Huawei is suing the U.S. over a law that bans government agencies from buying the Chinese tech giant's equipment. It claims the legislation is unconstitutional, as it goes on the front foot following months of political pressure. (CNBC)
* Huawei CFO defense will center on Trump's trade comments (CNBC)
CNBC has learned President Donald Trump had a private meeting this week with close advisors to discuss a wide range of topics, including the 2020 election — and concerns about possibly facing former Vice President Joe Biden.
The Democratic National Committee announced that Fox News will not host any of its presidential primary debates in the 2019-2020 cycle, citing an article in The New Yorker that characterized the outlet as an agent of the White House. (CNBC)
* Trump fires back at DNC (USA Today)
Trump's former personal lawyer and fixer Michael Cohen gave the House Intelligence Committee documents that reveal alleged editing to the statement he used to lie to Congress in 2017 about efforts to build a Trump Tower in Moscow. (CNBC)
* Cohen told lawyer to seek Trump pardon (WSJ)
* Trump's former campaign chief Manafort to be sentenced today for bank and tax fraud (Reuters)
Alex Trebek, longtime "Jeopardy!" host, revealed that he has been diagnosed with stage 4 pancreatic cancer. "Normally, the prognosis for this is not very encouraging, but I'm going to fight this, and I'm going to keep working," he said. (NBC News)
The Amazon (AMZN), J.P. Morgan (JPM), and Berkshire Hathaway (BRK) health-care joint venture finally has a name: Haven. Prior to the big reveal, many industry insiders referred to the venture as "ABC" or "ABJ." (CNBC)
* Health records giant Epic temporarily halts additions to its app store because of privacy concerns (CNBC)
Amazon (AMZN) will close all of its 87 pop-up locations in the U.S. in April. The company is also planning to open dozens of grocery stores and potentially thousands of Amazon Go stores, according to earlier reports. (CNBC)
* Dollar Tree to close up to 390 Family Dollar stores (CNBC)
Sears is back into court, less than one month after emerging from bankruptcy protection. The retailer was sued by Stanley Black & Decker, which accused it of breach of contract and trademark infringement. (Reuters)
American Eagle Outfitters (AEO) reported quarterly profit of 43 cents per share, beating estimates by a penny. However, the apparel retailer's revenue fell slightly short of Wall Street forecasts. American Eagle also forecast weaker-than-expected current quarter profit, as it spends more on marketing and new store openings.
Allergan (AGN) said a new treatment for depression failed in three late-stage studies, and the drugmaker added that it was deeply disappointed in the results.

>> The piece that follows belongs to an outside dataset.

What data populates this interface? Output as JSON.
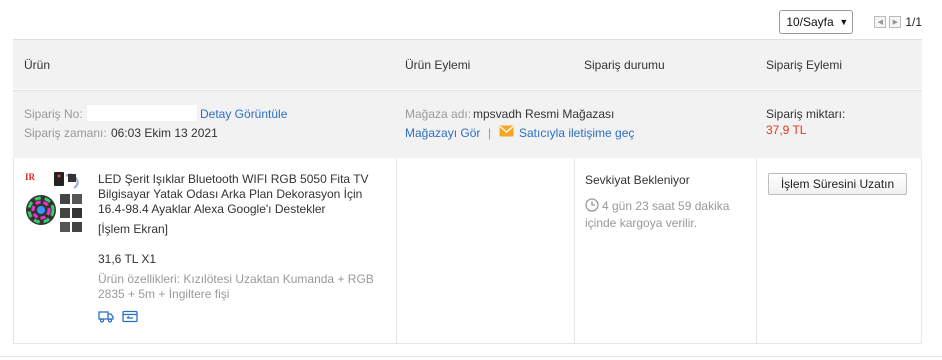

Billionaire hedge fund manager David Tepper has been pushing Allergan, which also makes Botox, to consider selling itself.
General Electric (GE) has hired an investment bank to explore a possible sale of its stake in a renewable energy joint venture, according to a Reuters report. GE is partners with Italy's Enel in the venture, and the stake is said to be worth more than $1 billion.
Qualcomm (QCOM) is getting some help from the Defense and Energy departments in its dispute with the FTC over smartphone royalties, according to the Wall Street Journal, supporting Qualcomm's contention that losses in a court battle could hurt its ability to compete with China's Huawei.
Apple (AAPL) has announced it's bringing 1,200 employees to a San Diego office over the next three years, growing its presence right in the backyard of its current legal rival Qualcomm.
Anheuser-Busch InBev (BUD) was downgraded to sector perform from top pick at RBC Capital Markets in a valuation call, among other factors.
Idris Elba is Warner Bros. choice to replace Will Smith as Deadshot in the "Suicide Squad" sequel, according to Variety. The original film was a massive box office success when it hit theaters in 2016, grossing $746 million worldwide.